═══ Records supplied

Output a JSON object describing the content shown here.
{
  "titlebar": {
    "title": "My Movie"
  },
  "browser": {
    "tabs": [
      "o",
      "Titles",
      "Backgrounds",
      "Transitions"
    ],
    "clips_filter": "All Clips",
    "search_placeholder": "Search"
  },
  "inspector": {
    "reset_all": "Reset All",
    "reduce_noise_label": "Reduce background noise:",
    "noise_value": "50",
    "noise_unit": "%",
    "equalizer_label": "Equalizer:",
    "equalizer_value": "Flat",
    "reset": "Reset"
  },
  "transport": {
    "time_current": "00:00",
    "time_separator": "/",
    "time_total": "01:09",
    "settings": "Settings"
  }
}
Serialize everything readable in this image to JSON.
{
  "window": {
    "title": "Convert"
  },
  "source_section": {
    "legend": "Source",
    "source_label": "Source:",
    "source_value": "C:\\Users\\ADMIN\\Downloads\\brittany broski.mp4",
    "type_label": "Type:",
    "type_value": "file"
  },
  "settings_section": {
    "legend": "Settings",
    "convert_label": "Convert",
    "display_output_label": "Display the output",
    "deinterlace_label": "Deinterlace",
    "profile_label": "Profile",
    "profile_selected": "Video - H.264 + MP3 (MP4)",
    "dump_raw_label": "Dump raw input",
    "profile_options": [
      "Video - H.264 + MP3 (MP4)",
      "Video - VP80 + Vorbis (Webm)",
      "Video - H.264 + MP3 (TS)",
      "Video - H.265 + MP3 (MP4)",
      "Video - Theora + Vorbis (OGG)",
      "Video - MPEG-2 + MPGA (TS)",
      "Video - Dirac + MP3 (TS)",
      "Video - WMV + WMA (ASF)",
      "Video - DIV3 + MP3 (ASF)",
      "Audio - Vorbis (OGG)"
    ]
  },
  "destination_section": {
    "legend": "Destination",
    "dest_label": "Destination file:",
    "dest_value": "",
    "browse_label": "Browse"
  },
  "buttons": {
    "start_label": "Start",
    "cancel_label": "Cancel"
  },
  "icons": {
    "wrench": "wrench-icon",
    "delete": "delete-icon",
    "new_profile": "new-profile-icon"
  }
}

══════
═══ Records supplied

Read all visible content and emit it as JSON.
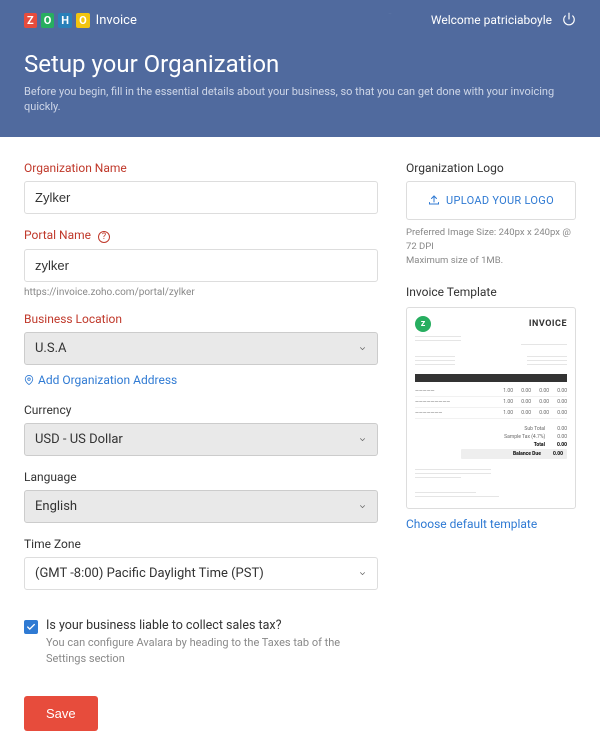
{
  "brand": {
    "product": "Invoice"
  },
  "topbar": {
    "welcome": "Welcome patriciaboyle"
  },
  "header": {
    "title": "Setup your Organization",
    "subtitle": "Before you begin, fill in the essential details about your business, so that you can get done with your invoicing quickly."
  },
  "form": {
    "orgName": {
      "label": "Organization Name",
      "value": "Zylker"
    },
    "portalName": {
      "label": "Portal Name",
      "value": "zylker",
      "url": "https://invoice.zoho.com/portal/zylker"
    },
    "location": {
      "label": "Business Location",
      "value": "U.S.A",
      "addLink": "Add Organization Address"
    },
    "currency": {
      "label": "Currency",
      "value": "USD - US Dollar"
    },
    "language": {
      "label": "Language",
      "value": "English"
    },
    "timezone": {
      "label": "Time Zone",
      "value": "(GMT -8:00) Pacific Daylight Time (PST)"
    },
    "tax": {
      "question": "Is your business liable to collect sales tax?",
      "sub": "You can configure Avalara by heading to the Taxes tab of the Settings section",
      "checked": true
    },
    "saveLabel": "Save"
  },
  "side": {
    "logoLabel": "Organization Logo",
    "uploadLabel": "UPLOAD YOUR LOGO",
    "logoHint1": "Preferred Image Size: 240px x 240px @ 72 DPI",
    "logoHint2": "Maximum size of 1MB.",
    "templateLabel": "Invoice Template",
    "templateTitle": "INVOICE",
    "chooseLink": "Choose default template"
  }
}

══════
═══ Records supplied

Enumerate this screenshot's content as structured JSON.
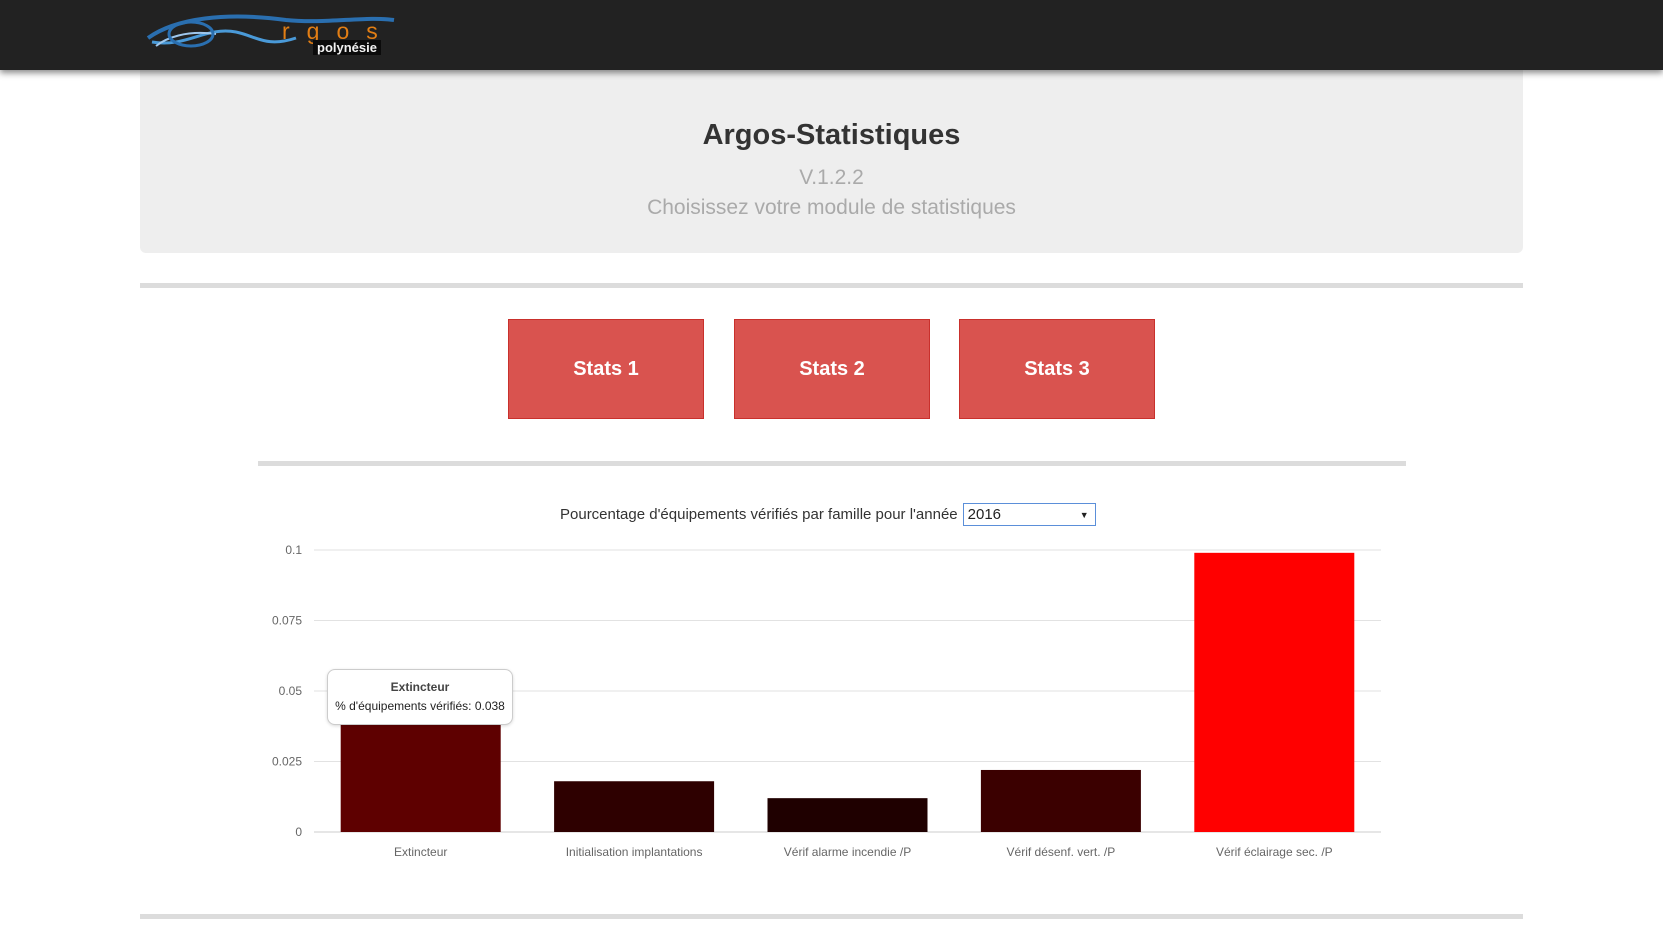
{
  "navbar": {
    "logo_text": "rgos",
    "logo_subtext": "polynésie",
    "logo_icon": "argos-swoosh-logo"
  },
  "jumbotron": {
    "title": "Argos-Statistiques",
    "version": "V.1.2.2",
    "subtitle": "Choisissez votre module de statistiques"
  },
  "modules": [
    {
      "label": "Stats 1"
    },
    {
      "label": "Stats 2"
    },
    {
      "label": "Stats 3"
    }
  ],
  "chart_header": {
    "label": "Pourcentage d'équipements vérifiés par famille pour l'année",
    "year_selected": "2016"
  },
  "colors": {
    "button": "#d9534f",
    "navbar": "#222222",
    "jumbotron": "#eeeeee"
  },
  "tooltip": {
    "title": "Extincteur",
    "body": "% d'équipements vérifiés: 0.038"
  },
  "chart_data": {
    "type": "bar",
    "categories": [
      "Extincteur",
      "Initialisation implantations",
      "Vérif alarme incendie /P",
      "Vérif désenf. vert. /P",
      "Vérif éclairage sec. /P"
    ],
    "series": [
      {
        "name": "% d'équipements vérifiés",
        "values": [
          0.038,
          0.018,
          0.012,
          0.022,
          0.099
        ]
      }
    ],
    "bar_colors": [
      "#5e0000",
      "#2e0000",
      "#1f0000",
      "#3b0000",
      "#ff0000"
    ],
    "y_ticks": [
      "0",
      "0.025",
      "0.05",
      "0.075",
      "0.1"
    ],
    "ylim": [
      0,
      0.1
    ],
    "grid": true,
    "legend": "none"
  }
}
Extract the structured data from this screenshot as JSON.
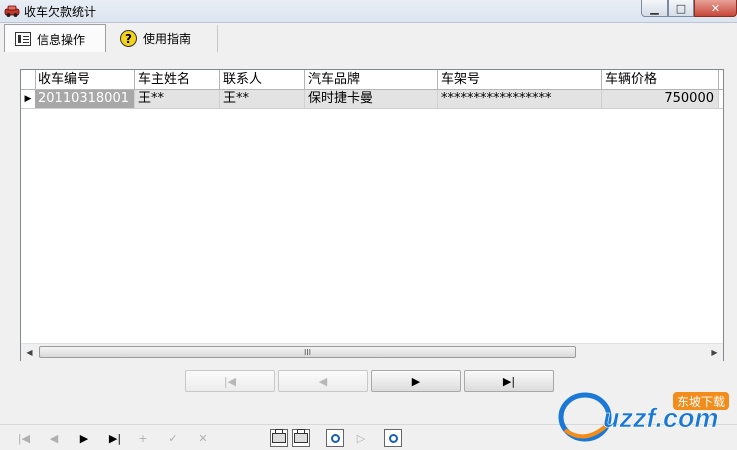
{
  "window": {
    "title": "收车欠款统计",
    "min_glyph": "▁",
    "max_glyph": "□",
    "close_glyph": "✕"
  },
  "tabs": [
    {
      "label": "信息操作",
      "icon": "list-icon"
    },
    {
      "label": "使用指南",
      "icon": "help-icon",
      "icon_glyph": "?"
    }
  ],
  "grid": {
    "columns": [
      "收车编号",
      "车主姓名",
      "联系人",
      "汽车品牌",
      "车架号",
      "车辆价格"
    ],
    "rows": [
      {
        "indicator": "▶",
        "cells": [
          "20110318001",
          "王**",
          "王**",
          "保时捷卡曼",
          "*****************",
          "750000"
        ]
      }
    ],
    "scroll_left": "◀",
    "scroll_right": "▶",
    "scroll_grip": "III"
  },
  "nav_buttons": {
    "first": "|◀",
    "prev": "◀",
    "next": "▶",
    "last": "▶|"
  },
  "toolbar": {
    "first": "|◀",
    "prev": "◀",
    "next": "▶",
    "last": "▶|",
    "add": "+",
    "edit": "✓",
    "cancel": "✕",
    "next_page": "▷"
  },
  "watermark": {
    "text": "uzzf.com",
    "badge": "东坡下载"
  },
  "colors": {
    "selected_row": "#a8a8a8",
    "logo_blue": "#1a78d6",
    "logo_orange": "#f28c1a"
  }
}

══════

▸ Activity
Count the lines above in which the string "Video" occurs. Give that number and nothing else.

▸ Solution to this task
10